NEW YORK: In olden days, when the worldwide web was a mere twinkle in the eye of Sir Tim Berners-Lee, newspapers fought a ferocious battle against each other to grab the attention of readers and advertisers.
These days, however, they are more prone to forge alliances as they battle to stem the outflow both of readers and ad revenues to online rivals.
US domestic newspaper groups Gannett, Tribune, Hearst, Media News Group and Cox Newspapers are reportedly mulling a central sales unit to offer national marketers 'one-stop shopping' for their web ad requirements.
The team would focus exclusively on selling for newspaper sites and give national advertisers a single point of contact.
For example, if the Chevrolet auto brand wanted to buy the same spot on the sports page of a group of local newspaper websites at a specific moment during a sports season, it could do so via one call to a network sales representative.
In addition, companies are considering the next level of cooperation, such as joint call centers and printing facilities, together with common delivery systems.
Talks are still in their infancy and the newspaper groups will have to overcome tensions over an ad partnership with Yahoo to which some of them signed last year.
Hearst, Media News and Cox and others teamed with the web giant to boost its job placement site HotJobs. Yahoo offered the publishers content sharing and cross-selling of ads as part of a national network.

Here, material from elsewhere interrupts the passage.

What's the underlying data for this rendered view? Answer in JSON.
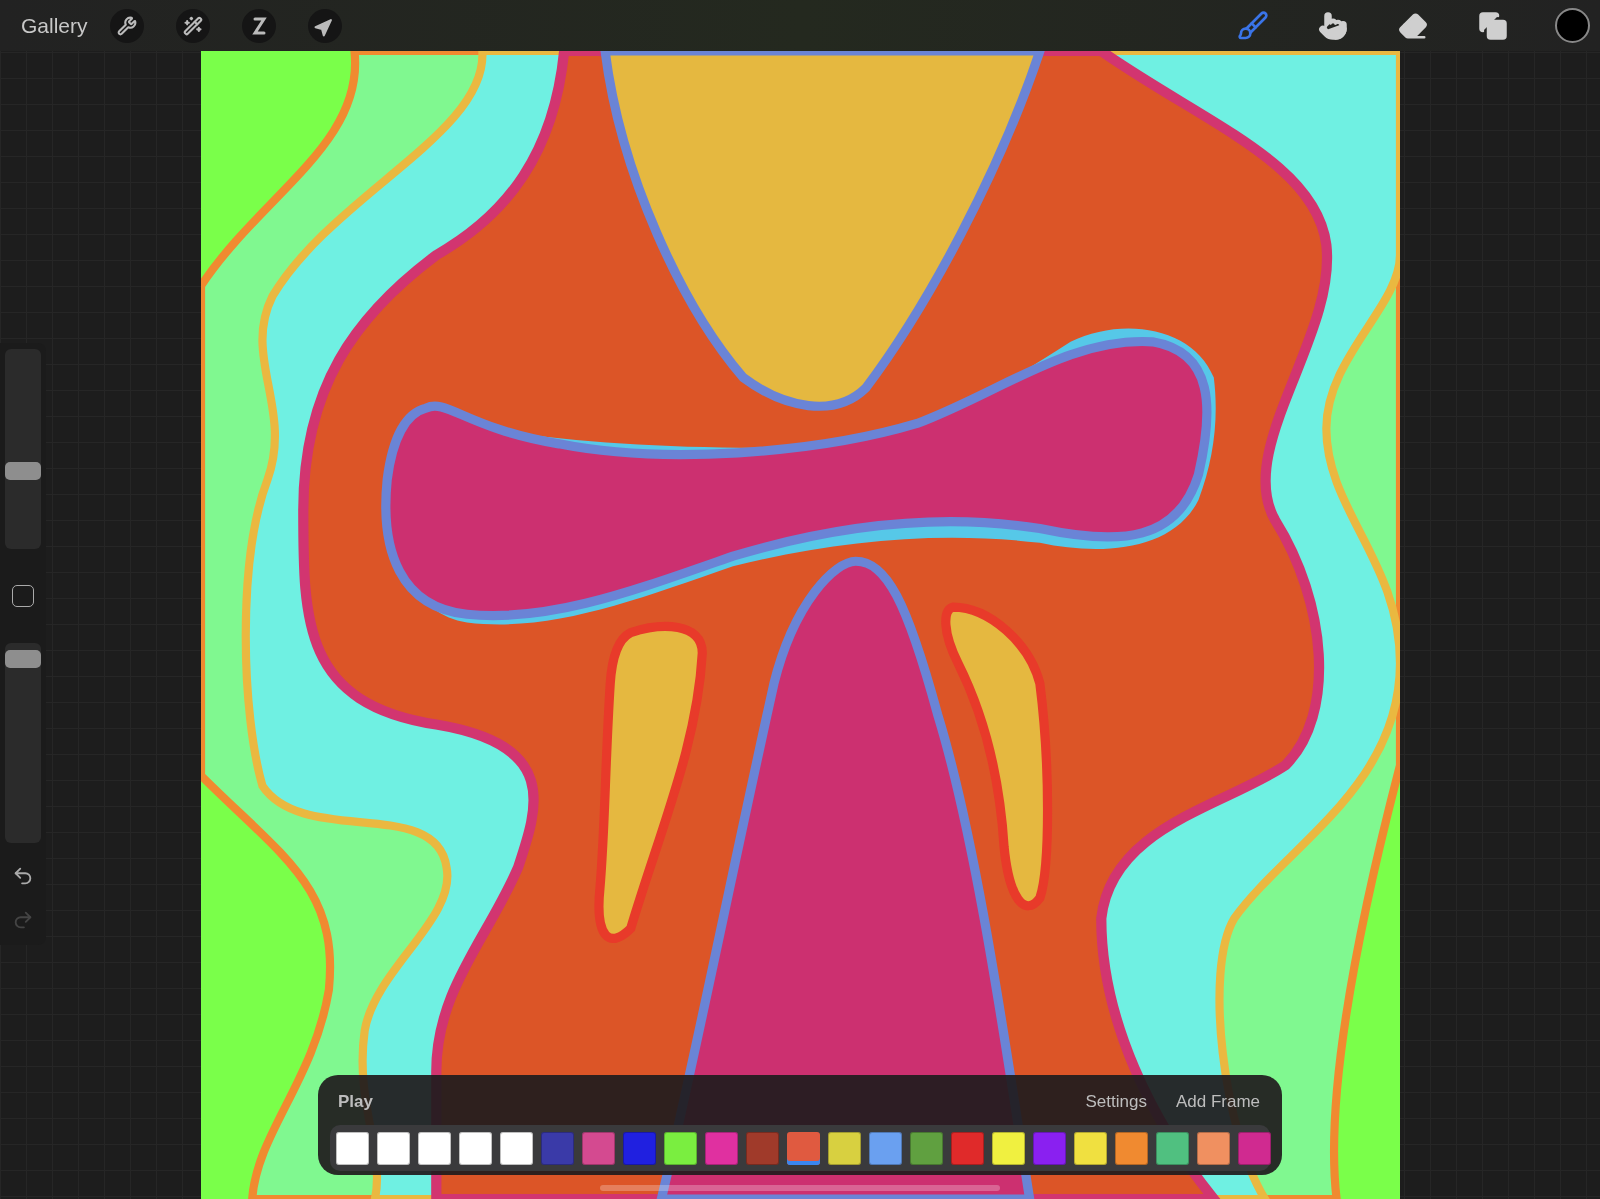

Those not in the Yahoo deal, notably Gannett and Tribune, are co-owners of CareerBuilder.com, the biggest job website in the US and a HotJobs rival.
Although newspaper publishers insist their Yahoo marriage is still going strong, they acknowledge that it does not fulfill every need, namely the ability to sell their own national ads across each other's sites.
Says one unnamed executive: "Fundamentally, there is a need to make it easier to buy ad space on our internet sites.
"Yahoo still has the best technology platform. But why shouldn't the newspaper industry have its own [ad sales] firm? Don't you want to get out and tell your own story?"
Data sourced from Wall Street Journal Online; additional content by WARC staff